*Action item*
Take every line of the material below that includes the string "label" and copy it out.

*Data section*

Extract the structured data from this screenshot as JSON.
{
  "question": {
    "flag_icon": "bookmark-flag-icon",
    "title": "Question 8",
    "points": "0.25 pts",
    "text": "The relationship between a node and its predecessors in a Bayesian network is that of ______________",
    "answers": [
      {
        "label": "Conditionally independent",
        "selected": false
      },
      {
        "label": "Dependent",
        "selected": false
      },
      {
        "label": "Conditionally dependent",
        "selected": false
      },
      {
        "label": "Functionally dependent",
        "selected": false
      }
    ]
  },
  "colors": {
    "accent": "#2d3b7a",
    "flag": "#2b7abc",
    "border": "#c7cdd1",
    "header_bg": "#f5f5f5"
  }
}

*Response to this task*
        "label": "Conditionally independent",
        "label": "Dependent",
        "label": "Conditionally dependent",
        "label": "Functionally dependent",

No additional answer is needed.